It doesn’t feel like you’re in America when you get to Alaska. The U.S. state located northwest of North America is said to have an estimated 100,000 glaciers ranging from tiny cirque glaciers to massive valley glaciers. Sara Birofka was a doe-eyed traveler on her first adult adventure with her friends when she went to Alaska.
Most tourists arrive in Skagway via cruise ship rather than flying. Skagway is in the heart of Alaska’s coast; it’s filled with ocean vistas, mountain peaks, boreal forests, lakes, waterfalls, and even more.
Sara said her time in Skagway, Alaska opened her eyes to the world’s depth of beauty and would go back when she gets a chance. During her time in Alaska, Sara hiked glaciers, went whale watching, and hiked on the Klondike Gold Rush trails with proper tour guides leading the way.

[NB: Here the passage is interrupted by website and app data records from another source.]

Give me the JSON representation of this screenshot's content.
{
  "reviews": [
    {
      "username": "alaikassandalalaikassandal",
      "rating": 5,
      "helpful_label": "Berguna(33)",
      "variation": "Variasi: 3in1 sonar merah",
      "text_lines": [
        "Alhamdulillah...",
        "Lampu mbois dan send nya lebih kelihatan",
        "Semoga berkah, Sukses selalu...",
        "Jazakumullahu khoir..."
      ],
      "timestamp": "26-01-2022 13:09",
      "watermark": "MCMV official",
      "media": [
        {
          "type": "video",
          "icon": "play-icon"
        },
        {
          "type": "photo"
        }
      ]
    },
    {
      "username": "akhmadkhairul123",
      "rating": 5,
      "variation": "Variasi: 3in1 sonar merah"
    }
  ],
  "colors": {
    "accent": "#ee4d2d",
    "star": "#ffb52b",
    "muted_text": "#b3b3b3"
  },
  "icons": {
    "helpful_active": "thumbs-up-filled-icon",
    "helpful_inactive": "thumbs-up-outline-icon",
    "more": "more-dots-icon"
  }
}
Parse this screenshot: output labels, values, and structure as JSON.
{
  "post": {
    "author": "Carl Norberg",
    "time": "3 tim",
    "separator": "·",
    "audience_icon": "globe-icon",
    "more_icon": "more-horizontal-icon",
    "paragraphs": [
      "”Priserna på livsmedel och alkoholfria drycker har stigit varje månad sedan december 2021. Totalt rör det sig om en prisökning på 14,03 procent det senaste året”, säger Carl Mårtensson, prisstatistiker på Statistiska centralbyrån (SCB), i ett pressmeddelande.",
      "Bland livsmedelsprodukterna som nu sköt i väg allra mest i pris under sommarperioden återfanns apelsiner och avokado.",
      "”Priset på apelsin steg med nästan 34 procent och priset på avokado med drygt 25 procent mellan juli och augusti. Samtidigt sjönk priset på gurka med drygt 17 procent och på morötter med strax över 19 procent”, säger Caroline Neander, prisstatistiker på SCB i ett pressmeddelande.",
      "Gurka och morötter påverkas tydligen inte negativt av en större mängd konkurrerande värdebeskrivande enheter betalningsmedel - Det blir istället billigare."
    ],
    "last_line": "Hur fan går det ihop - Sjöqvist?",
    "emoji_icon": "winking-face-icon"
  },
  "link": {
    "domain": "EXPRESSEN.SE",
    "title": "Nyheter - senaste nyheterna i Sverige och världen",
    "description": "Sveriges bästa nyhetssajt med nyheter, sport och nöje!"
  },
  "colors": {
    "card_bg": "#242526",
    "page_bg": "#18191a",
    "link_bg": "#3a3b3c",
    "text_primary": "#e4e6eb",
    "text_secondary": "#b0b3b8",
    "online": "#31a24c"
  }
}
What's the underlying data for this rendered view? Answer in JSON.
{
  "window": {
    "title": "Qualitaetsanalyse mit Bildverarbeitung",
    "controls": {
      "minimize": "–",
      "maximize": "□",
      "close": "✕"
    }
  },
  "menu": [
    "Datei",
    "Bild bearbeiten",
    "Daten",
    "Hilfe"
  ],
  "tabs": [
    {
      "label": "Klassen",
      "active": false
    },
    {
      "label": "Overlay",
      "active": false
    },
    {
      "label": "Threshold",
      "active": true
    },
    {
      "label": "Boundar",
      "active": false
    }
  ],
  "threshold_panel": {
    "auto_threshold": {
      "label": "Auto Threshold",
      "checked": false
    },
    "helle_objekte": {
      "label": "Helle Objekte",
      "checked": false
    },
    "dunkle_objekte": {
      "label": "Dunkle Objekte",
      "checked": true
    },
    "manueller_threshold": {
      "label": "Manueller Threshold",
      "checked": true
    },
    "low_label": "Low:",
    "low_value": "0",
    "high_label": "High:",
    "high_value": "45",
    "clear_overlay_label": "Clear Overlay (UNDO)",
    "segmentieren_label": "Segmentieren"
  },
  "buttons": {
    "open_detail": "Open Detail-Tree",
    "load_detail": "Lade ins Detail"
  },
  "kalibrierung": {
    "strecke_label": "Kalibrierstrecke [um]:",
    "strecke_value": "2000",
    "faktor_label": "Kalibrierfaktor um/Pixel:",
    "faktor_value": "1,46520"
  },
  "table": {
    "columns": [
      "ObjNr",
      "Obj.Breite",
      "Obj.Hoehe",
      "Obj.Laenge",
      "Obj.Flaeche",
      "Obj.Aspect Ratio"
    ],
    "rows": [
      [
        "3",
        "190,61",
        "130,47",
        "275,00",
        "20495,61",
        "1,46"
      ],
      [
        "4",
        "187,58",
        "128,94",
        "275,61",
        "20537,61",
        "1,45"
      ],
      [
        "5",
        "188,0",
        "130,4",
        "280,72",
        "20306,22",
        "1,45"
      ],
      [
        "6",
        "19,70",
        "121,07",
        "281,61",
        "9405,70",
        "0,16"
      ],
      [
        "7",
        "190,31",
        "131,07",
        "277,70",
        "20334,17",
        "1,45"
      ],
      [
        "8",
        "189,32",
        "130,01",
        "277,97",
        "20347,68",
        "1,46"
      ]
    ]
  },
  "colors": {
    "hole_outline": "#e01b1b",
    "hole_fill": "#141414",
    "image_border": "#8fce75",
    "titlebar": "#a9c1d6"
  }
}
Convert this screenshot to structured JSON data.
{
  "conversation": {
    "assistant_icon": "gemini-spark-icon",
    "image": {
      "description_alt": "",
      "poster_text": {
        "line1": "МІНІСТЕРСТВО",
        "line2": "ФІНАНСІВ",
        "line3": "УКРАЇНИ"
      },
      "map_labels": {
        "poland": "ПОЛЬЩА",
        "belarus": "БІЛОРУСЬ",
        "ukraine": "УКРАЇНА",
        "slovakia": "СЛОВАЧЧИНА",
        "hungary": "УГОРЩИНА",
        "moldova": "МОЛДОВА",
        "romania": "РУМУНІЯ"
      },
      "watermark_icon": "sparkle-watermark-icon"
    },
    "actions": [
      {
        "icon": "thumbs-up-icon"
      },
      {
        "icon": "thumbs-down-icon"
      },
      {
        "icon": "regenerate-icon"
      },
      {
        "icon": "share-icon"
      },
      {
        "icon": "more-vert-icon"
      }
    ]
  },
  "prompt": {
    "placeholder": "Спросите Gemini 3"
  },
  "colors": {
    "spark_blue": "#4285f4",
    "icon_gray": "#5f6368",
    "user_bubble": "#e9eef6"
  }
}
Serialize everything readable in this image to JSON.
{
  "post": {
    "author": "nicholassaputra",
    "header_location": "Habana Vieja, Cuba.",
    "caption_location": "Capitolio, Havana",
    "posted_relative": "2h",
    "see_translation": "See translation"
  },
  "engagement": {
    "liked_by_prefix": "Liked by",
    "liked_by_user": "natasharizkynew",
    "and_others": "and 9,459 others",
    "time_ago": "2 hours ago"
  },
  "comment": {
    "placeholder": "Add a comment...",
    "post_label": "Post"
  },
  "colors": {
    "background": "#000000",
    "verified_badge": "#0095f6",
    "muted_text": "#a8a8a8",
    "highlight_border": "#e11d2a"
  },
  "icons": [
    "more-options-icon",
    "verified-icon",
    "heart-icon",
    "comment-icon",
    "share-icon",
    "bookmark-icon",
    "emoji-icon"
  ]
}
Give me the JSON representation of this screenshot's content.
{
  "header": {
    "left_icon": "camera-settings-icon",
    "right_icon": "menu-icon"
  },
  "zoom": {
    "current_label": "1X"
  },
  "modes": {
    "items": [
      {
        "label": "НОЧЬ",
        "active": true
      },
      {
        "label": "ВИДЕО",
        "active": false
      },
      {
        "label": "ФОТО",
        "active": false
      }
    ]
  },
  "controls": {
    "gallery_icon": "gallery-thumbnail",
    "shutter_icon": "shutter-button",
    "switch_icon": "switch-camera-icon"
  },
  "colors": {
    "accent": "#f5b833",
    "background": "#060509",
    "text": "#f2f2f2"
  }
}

Sara and her friends took a cruise line to Alaska, where they could experience the enormity of its beauty and its difference in culture. When asked about the Alaskan culture, Sara didn’t have much to say other than the fact that she couldn’t get to locations that were further inland, away from the ports. She said that most of the people in Alaska were either tourists or people from worldwide working on Visas or working seasonal jobs.
Sara did, however, call out the freshness of the seafood, claiming that she had never had such fresh fish before her visit in 2019. She honed in on the seemingly, never-ending supply of salmon in almost a fascination, “There was salmon jerky, salmon in a can like tuna fish would be, salmon jams.”
During her glacier hike, Sara’s tour guides amplified the issue of climate change, telling them that the glaciers were melting at a rapid rate due to global warming. When reflecting on her hike, Sara noted, “I think when we hear glacier, we think titanic and huge pieces of ice and snow in the water. However, it was more like a giant mountain covered in the snow; that’s what it seemed like.” Learning about how glaciers are and how they melt for decades was sure to resonate. She said it helped her see the earth a bit differently.
image of a melting glacier
However, Sara was most grateful for her time spent whale watching. She explained how interesting it was seeing various tour groups compete to find whales, “The whale watching is so interesting because its many different tours all trying to find whales, so when a pod of whales is spotted, you have five tour boats following the whales.” She was lucky enough to have gotten to see not only Humpback Whales but also Orcas. Sara noted that you never truly realize how massive they are and labeled the experience truly beautiful.
Sara sensed the enormity o the world once again when she hiked along the Klondike Gold Rush trails. During her hike, she noted not only beautiful but breathtaking views. Once again, she recalled seeing things from a different perspective, talking about when she saw bear markings on a tree she and her group had hiked past, “You don’t realize how large these animals are until you try even to reach their marking and don’t come close to reaching it.”
When I asked Sara if there was anything she would do differently, she said she would like to have learned more about the state’s history and wished she could spend more time enjoying and embracing more if not all of what Alaska had to offer her. When she goes back, Sara plans to experience Alaska in a whole new way; by seeing and doing differently than she did on her first visit.
Part of the along the Chilkoot Trail
Although her time in Alaska was short, Sara still talks about what she describes as a life-changing experience. After all, her trip was back in 2019, and she still talks about it often and wholeheartedly. She encouraged me and whoever this article reached to see the glaciers before it’s too late.